Further, since the size of the deflector plate can be increased or decreased during operation of the tube forming apparatus, it is possible to produce tubes of varying size in a continuous process. All that need be done is control the size of the disc in accordance with the size of the tube desired.
Further, although the size of the deflector plate can be adjusted, the apparatus provides a relatively smooth continuous contour on the perimeter of the deflector plate and thereby maintains a uniform flow of cooling air between the periphery of the deflector plate and the inner surface of the tube, which results in the production of tubes of high uniformity and therefore of high quality standards.
Additionally, it should be pointed out that because the apparatus reduces the necessity for shutting down the tube-making process, the equipment itself does not experience as many start-up and shut-down procedures.
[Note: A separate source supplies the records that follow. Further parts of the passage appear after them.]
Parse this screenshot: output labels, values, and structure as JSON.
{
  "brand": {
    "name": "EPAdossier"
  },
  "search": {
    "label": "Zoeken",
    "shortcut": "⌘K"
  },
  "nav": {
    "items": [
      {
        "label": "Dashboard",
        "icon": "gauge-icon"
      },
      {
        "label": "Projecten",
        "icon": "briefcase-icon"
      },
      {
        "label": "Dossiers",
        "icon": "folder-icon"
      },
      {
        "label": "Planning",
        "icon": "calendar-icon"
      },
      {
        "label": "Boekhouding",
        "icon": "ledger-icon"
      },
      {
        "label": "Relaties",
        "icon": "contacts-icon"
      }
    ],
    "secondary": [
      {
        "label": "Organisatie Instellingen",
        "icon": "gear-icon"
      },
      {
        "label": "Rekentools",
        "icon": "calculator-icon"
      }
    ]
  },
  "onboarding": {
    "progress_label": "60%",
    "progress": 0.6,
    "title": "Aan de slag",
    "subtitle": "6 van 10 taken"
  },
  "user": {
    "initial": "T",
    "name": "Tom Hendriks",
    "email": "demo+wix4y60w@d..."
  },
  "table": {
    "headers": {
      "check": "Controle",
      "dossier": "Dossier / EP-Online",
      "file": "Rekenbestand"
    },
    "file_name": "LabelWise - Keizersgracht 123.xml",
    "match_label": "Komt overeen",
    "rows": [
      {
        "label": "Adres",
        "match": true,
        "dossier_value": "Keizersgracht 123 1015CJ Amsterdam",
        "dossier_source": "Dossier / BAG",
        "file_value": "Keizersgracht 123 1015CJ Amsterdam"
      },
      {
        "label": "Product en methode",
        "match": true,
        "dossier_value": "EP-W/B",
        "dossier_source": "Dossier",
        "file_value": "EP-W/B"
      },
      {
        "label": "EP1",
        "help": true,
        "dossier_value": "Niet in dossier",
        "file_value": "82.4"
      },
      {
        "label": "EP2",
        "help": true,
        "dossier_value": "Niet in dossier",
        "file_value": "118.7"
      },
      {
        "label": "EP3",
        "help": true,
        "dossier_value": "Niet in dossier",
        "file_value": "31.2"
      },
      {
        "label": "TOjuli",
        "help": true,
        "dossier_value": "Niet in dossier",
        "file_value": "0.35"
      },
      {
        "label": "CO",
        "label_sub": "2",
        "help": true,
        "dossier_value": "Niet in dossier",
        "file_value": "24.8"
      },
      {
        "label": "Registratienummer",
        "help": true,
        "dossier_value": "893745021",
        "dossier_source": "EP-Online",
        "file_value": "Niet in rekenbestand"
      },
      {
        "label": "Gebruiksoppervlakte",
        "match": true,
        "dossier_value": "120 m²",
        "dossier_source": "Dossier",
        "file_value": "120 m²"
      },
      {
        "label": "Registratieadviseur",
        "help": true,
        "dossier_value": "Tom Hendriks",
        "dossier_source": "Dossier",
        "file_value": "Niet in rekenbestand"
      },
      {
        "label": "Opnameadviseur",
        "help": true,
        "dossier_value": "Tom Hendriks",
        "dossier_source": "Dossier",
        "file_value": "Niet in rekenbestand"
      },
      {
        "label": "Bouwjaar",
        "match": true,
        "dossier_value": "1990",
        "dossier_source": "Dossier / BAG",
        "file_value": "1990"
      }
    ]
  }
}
Therefore the reliability of the equipment is enhanced and the useful service life extended.
It will be understood that various changes in the details, materials and arrangements of parts which have been herein described and illustrated in order to explain the nature of the invention may be made by those skilled in the art within the principle and scope of the invention, as expressed in the appended claims.
|Cited Patent||Filing date||Publication date||Applicant||Title|
|US2966700 *||Aug 27, 1958||Jan 3, 1961||Pont Company Of Canada 1956 Lt||Production of thermoplastic seamless tubing|
|US3307219 *||Feb 16, 1966||Mar 7, 1967||Bemis Co Inc||Manufacture of plastic film|
|US3577488 *||Jul 15, 1969||May 4, 1971||Gen Eng Radcliffe||Manufacture of plastic tubular film|
|US3714309 *||Aug 11, 1970||Jan 30, 1973||Gen Engineering Co||Manufacture of plastic film|
|US3810725 *||Sep 26, 1972||May 14, 1974||Sig Schweiz Industrieges||Apparatus for use in the manufacture of a tubular film from plastic material|
|US3852392 *||Dec 18, 1972||Dec 3, 1974||Borden Inc||Method of removing plasticizer mist from air|
|US3958913 *||Nov 26, 1974||May 25, 1976||Hoechst Aktiengesellschaft||Cooling device for tubular sheeting|
|US3976411 *||Dec 17, 1975||Aug 24, 1976||Reifenhauser Kg||Apparatus for calibrating synthetic-resin tubing|
|Citing Patent||Filing date||Publication date||Applicant||Title|
|US5624689 *||Jun 8, 1995||Apr 29, 1997||Reifenhauser Gmbh & Co. Maschinenfabrik||Foil blowing apparatus for thermoplastic synthetic resins|
|WO2005005129A1 *||Jun 28, 2004||Jan 20, 2005||Equistar Chemicals, Lp||Process for extrusion and blowing of polyethylene films|
|U.S. Classification||425/72.1, 425/387.1, 264/565, 425/326.1|
|International Classification||B29C55/00, B29C49/00, B29C47/88, B29C55/28|
|Cooperative Classification||B29C47/0026, B29C47/8835, B29C47/883|
|European Classification||B29C47/88C2B4, B29C47/88C2B2|
|May 15, 1981||AS||Assignment|
Owner name: JOHN BROWN INDUSTRIES LTD.; 100 WEST TENTH ST., WI
Free format text: ASSIGNMENT OF ASSIGNORS INTEREST.;ASSIGNOR:LEESONA CORPORATION; 333 STRAWBERRY FIELD RD., WARWICK, RI. A CORP. OF MA.;REEL/FRAME:003936/0206
Effective date: 19810501
|Jun 8, 1981||AS||Assignment|
Owner name: LEESONA CORPORATION
Free format text: CHANGE OF NAME;ASSIGNOR:JOHN BROWN INDUSTRIES LTD.;REEL/FRAME:003936/0238
Effective date: 19810331
|Jul 21, 1995||AS||Assignment|
Owner name: CROMPTON & KNOWLES CORPORATION, CONNECTICUT
Free format text: ASSIGNMENT OF ASSIGNORS INTEREST;ASSIGNOR:TRAFALGAR HOUSE INC.;REEL/FRAME:007467/0366
Effective date: 19950717